(Data records for software interfaces)
______

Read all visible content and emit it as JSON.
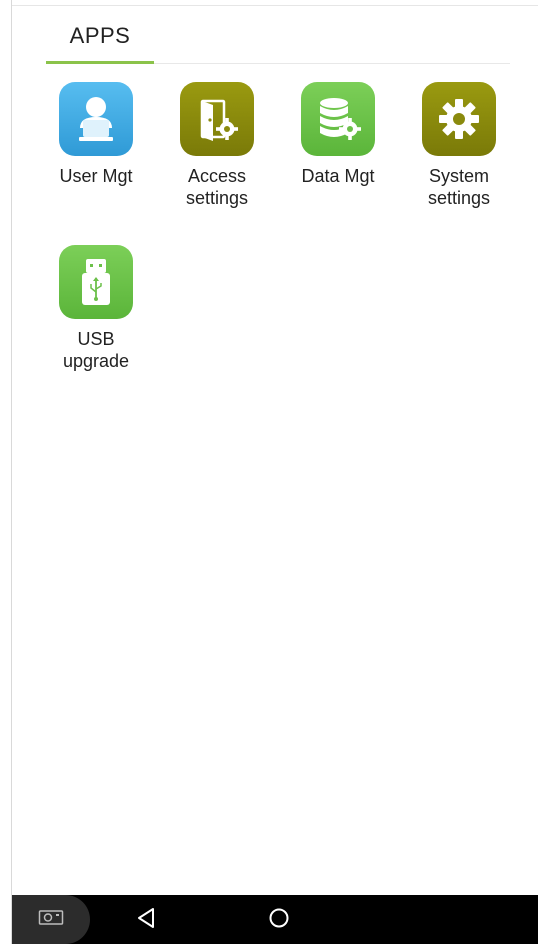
{
  "header": {
    "tab_label": "APPS"
  },
  "apps": [
    {
      "label": "User Mgt",
      "icon": "user-icon",
      "color": "#3aa5e0"
    },
    {
      "label": "Access\nsettings",
      "icon": "door-gear-icon",
      "color": "#8a8a0d"
    },
    {
      "label": "Data Mgt",
      "icon": "database-gear-icon",
      "color": "#6cc04a"
    },
    {
      "label": "System\nsettings",
      "icon": "gear-icon",
      "color": "#8a8a0d"
    },
    {
      "label": "USB\nupgrade",
      "icon": "usb-drive-icon",
      "color": "#6cc04a"
    }
  ],
  "navbar": {
    "icons": [
      "screenshot-icon",
      "back-icon",
      "home-icon"
    ]
  },
  "colors": {
    "accent": "#8bc34a",
    "navbar": "#000000"
  }
}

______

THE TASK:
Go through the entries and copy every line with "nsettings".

RESULT BELOW:
      "label": "Access\nsettings",
      "label": "System\nsettings",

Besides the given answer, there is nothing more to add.